● **Task to carry out**
Output all the entries word for word. Omit the pictures.

Dataset rows for apps and sites
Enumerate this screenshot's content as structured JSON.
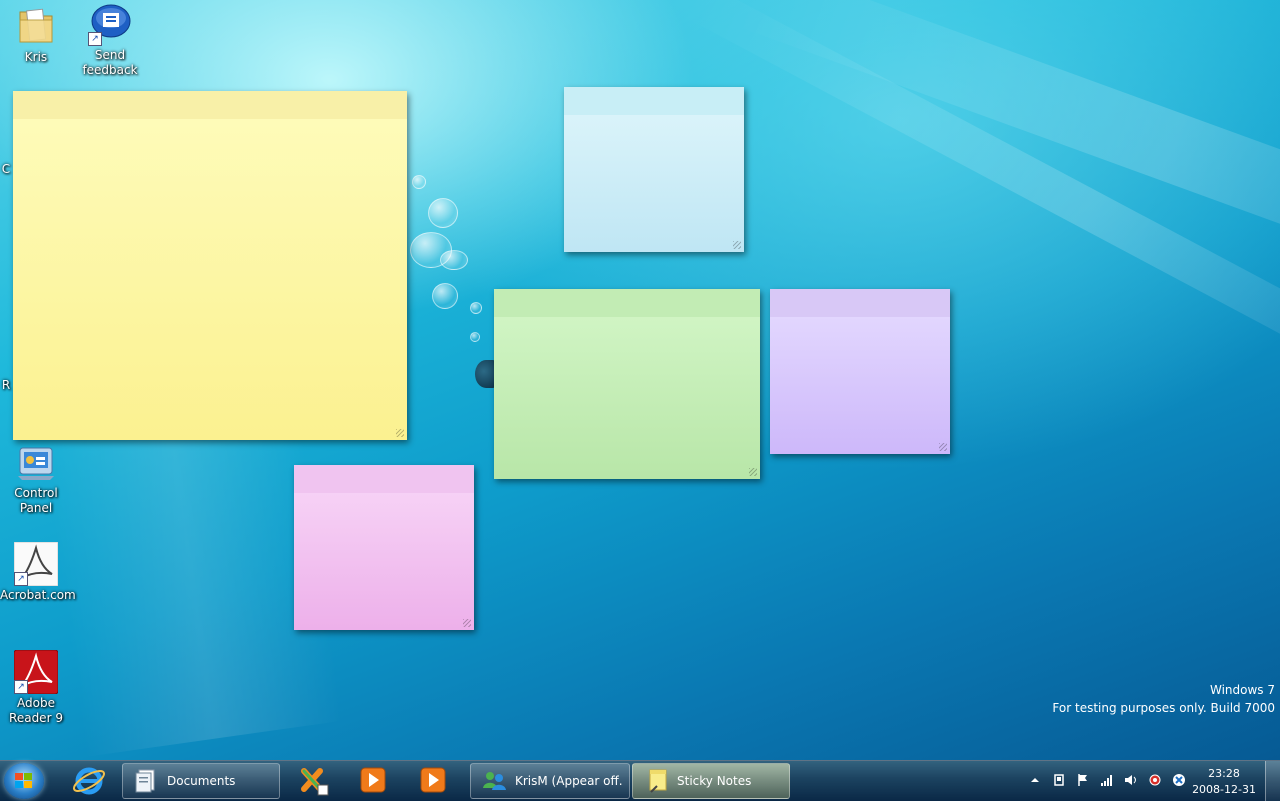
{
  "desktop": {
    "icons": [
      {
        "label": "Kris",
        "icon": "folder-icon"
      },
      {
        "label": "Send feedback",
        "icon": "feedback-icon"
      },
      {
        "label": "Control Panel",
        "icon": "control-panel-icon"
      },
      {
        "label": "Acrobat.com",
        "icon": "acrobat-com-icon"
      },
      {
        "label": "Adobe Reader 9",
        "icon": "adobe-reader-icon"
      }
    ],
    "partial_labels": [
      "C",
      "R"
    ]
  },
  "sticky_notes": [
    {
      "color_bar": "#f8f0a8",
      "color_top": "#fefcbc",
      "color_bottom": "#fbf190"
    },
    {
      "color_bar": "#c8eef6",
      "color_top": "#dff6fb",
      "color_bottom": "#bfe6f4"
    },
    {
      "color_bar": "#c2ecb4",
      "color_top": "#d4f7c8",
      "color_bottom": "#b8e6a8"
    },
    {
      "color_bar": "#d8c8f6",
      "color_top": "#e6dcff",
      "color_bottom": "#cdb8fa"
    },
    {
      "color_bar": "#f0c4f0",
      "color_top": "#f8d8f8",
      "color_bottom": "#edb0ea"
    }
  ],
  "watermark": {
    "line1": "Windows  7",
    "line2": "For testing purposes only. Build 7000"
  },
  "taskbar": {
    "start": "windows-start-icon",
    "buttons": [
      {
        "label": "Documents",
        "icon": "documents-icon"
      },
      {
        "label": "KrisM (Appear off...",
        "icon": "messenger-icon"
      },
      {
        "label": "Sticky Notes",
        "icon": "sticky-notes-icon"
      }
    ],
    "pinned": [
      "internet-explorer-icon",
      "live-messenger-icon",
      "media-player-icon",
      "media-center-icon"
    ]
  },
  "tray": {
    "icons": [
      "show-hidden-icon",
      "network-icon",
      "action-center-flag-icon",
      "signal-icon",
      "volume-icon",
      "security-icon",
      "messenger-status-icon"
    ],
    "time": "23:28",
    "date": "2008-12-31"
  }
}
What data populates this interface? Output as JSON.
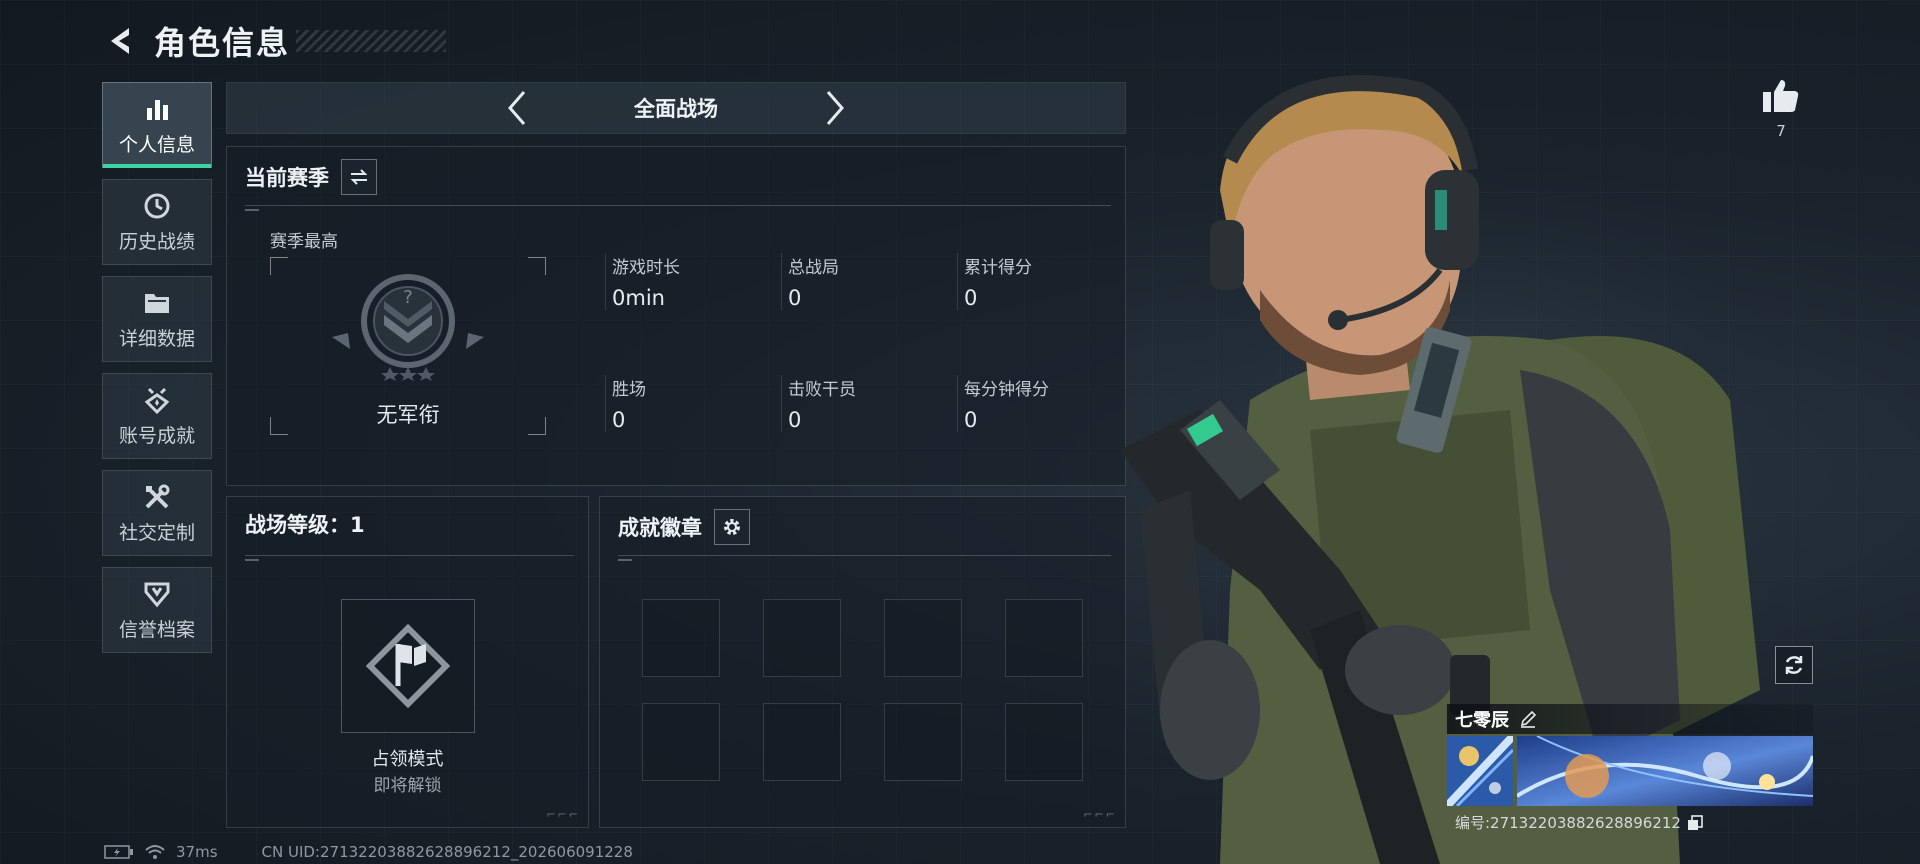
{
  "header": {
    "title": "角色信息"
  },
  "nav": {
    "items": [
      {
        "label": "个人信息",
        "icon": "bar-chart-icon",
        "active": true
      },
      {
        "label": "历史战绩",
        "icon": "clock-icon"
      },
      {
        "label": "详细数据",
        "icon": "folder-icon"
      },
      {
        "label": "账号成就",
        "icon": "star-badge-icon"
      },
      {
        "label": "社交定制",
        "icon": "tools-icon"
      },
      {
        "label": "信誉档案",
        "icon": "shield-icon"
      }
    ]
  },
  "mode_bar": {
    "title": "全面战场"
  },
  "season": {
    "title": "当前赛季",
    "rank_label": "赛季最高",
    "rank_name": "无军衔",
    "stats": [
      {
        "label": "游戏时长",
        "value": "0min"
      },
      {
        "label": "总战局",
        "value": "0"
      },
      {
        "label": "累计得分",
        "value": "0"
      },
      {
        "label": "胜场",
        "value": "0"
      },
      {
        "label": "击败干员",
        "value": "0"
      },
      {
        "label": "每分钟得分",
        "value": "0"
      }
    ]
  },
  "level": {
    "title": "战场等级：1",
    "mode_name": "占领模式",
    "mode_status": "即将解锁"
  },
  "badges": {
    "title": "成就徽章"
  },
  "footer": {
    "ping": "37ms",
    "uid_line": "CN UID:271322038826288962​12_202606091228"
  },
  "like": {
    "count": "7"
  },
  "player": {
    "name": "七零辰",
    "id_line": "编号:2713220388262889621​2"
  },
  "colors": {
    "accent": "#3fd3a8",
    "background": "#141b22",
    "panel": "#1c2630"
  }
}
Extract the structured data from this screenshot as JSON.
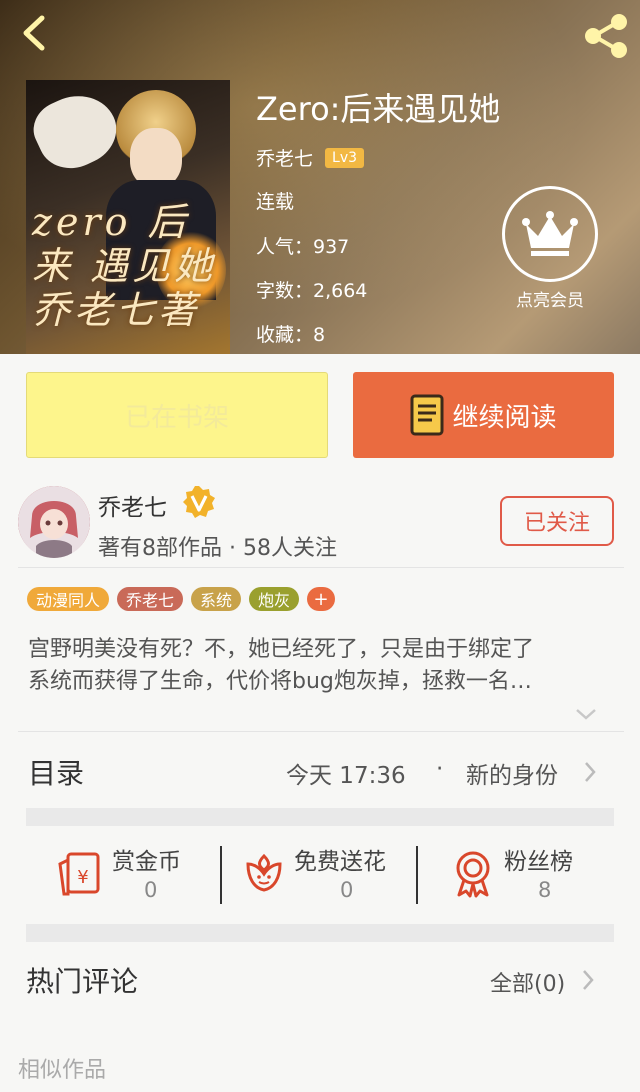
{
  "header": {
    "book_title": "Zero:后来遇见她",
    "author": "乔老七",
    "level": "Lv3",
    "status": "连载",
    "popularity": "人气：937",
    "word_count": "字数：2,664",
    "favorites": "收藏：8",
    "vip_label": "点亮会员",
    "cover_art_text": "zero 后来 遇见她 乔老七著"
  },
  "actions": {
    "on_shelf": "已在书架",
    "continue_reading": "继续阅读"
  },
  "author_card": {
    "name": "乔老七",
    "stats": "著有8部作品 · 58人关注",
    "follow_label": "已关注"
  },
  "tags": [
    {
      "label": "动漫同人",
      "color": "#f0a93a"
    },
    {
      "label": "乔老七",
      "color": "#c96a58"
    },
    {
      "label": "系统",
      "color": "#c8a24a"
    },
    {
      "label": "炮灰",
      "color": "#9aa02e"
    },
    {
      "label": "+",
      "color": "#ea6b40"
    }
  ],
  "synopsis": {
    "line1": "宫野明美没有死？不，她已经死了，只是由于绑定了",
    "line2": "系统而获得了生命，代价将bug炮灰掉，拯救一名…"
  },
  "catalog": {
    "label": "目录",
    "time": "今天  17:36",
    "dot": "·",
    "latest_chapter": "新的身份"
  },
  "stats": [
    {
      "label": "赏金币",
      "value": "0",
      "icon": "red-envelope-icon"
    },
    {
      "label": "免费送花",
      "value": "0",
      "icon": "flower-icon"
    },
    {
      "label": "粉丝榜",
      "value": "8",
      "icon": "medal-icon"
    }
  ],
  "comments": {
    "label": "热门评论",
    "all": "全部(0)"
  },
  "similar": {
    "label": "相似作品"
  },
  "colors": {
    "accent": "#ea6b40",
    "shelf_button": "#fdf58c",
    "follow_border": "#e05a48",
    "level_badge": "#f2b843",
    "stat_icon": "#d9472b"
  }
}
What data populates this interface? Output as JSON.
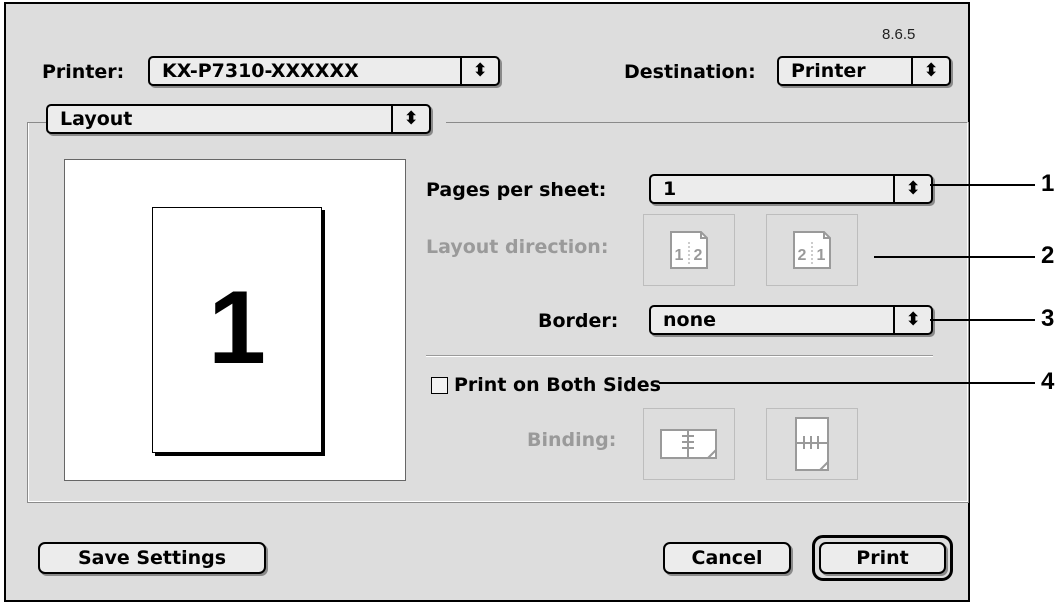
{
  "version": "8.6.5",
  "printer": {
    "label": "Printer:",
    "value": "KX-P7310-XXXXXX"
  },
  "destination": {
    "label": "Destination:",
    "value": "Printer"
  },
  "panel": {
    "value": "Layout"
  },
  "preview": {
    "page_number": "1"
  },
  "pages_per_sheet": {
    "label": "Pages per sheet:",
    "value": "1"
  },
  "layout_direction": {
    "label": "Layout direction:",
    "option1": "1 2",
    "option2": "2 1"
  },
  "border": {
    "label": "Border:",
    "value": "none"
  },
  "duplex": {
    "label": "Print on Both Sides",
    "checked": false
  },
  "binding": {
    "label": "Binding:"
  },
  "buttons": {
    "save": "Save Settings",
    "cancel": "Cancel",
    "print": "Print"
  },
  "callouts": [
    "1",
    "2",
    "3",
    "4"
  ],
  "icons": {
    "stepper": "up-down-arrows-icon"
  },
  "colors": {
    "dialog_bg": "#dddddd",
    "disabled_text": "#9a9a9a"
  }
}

● **Answer to the problem**
Enumerate this screenshot's content as structured JSON.
{
  "desktop": {
    "icons": [
      {
        "label": "Kris",
        "icon": "folder-icon"
      },
      {
        "label": "Send feedback",
        "icon": "feedback-icon"
      },
      {
        "label": "Control Panel",
        "icon": "control-panel-icon"
      },
      {
        "label": "Acrobat.com",
        "icon": "acrobat-com-icon"
      },
      {
        "label": "Adobe Reader 9",
        "icon": "adobe-reader-icon"
      }
    ],
    "partial_labels": [
      "C",
      "R"
    ]
  },
  "sticky_notes": [
    {
      "color_bar": "#f8f0a8",
      "color_top": "#fefcbc",
      "color_bottom": "#fbf190"
    },
    {
      "color_bar": "#c8eef6",
      "color_top": "#dff6fb",
      "color_bottom": "#bfe6f4"
    },
    {
      "color_bar": "#c2ecb4",
      "color_top": "#d4f7c8",
      "color_bottom": "#b8e6a8"
    },
    {
      "color_bar": "#d8c8f6",
      "color_top": "#e6dcff",
      "color_bottom": "#cdb8fa"
    },
    {
      "color_bar": "#f0c4f0",
      "color_top": "#f8d8f8",
      "color_bottom": "#edb0ea"
    }
  ],
  "watermark": {
    "line1": "Windows  7",
    "line2": "For testing purposes only. Build 7000"
  },
  "taskbar": {
    "start": "windows-start-icon",
    "buttons": [
      {
        "label": "Documents",
        "icon": "documents-icon"
      },
      {
        "label": "KrisM (Appear off...",
        "icon": "messenger-icon"
      },
      {
        "label": "Sticky Notes",
        "icon": "sticky-notes-icon"
      }
    ],
    "pinned": [
      "internet-explorer-icon",
      "live-messenger-icon",
      "media-player-icon",
      "media-center-icon"
    ]
  },
  "tray": {
    "icons": [
      "show-hidden-icon",
      "network-icon",
      "action-center-flag-icon",
      "signal-icon",
      "volume-icon",
      "security-icon",
      "messenger-status-icon"
    ],
    "time": "23:28",
    "date": "2008-12-31"
  }
}
What data populates this interface? Output as JSON.
{
  "header": {
    "title": "角色信息"
  },
  "nav": {
    "items": [
      {
        "label": "个人信息",
        "icon": "bar-chart-icon",
        "active": true
      },
      {
        "label": "历史战绩",
        "icon": "clock-icon"
      },
      {
        "label": "详细数据",
        "icon": "folder-icon"
      },
      {
        "label": "账号成就",
        "icon": "star-badge-icon"
      },
      {
        "label": "社交定制",
        "icon": "tools-icon"
      },
      {
        "label": "信誉档案",
        "icon": "shield-icon"
      }
    ]
  },
  "mode_bar": {
    "title": "全面战场"
  },
  "season": {
    "title": "当前赛季",
    "rank_label": "赛季最高",
    "rank_name": "无军衔",
    "stats": [
      {
        "label": "游戏时长",
        "value": "0min"
      },
      {
        "label": "总战局",
        "value": "0"
      },
      {
        "label": "累计得分",
        "value": "0"
      },
      {
        "label": "胜场",
        "value": "0"
      },
      {
        "label": "击败干员",
        "value": "0"
      },
      {
        "label": "每分钟得分",
        "value": "0"
      }
    ]
  },
  "level": {
    "title": "战场等级：1",
    "mode_name": "占领模式",
    "mode_status": "即将解锁"
  },
  "badges": {
    "title": "成就徽章"
  },
  "footer": {
    "ping": "37ms",
    "uid_line": "CN UID:271322038826288962​12_202606091228"
  },
  "like": {
    "count": "7"
  },
  "player": {
    "name": "七零辰",
    "id_line": "编号:2713220388262889621​2"
  },
  "colors": {
    "accent": "#3fd3a8",
    "background": "#141b22",
    "panel": "#1c2630"
  }
}
Extract the structured data from this screenshot as JSON.
{
  "header": {
    "book_title": "Zero:后来遇见她",
    "author": "乔老七",
    "level": "Lv3",
    "status": "连载",
    "popularity": "人气：937",
    "word_count": "字数：2,664",
    "favorites": "收藏：8",
    "vip_label": "点亮会员",
    "cover_art_text": "zero 后来 遇见她 乔老七著"
  },
  "actions": {
    "on_shelf": "已在书架",
    "continue_reading": "继续阅读"
  },
  "author_card": {
    "name": "乔老七",
    "stats": "著有8部作品 · 58人关注",
    "follow_label": "已关注"
  },
  "tags": [
    {
      "label": "动漫同人",
      "color": "#f0a93a"
    },
    {
      "label": "乔老七",
      "color": "#c96a58"
    },
    {
      "label": "系统",
      "color": "#c8a24a"
    },
    {
      "label": "炮灰",
      "color": "#9aa02e"
    },
    {
      "label": "+",
      "color": "#ea6b40"
    }
  ],
  "synopsis": {
    "line1": "宫野明美没有死？不，她已经死了，只是由于绑定了",
    "line2": "系统而获得了生命，代价将bug炮灰掉，拯救一名…"
  },
  "catalog": {
    "label": "目录",
    "time": "今天  17:36",
    "dot": "·",
    "latest_chapter": "新的身份"
  },
  "stats": [
    {
      "label": "赏金币",
      "value": "0",
      "icon": "red-envelope-icon"
    },
    {
      "label": "免费送花",
      "value": "0",
      "icon": "flower-icon"
    },
    {
      "label": "粉丝榜",
      "value": "8",
      "icon": "medal-icon"
    }
  ],
  "comments": {
    "label": "热门评论",
    "all": "全部(0)"
  },
  "similar": {
    "label": "相似作品"
  },
  "colors": {
    "accent": "#ea6b40",
    "shelf_button": "#fdf58c",
    "follow_border": "#e05a48",
    "level_badge": "#f2b843",
    "stat_icon": "#d9472b"
  }
}
What data populates this interface? Output as JSON.
{
  "version": "8.6.5",
  "printer": {
    "label": "Printer:",
    "value": "KX-P7310-XXXXXX"
  },
  "destination": {
    "label": "Destination:",
    "value": "Printer"
  },
  "panel": {
    "value": "Layout"
  },
  "preview": {
    "page_number": "1"
  },
  "pages_per_sheet": {
    "label": "Pages per sheet:",
    "value": "1"
  },
  "layout_direction": {
    "label": "Layout direction:",
    "option1": "1 2",
    "option2": "2 1"
  },
  "border": {
    "label": "Border:",
    "value": "none"
  },
  "duplex": {
    "label": "Print on Both Sides",
    "checked": false
  },
  "binding": {
    "label": "Binding:"
  },
  "buttons": {
    "save": "Save Settings",
    "cancel": "Cancel",
    "print": "Print"
  },
  "callouts": [
    "1",
    "2",
    "3",
    "4"
  ],
  "icons": {
    "stepper": "up-down-arrows-icon"
  },
  "colors": {
    "dialog_bg": "#dddddd",
    "disabled_text": "#9a9a9a"
  }
}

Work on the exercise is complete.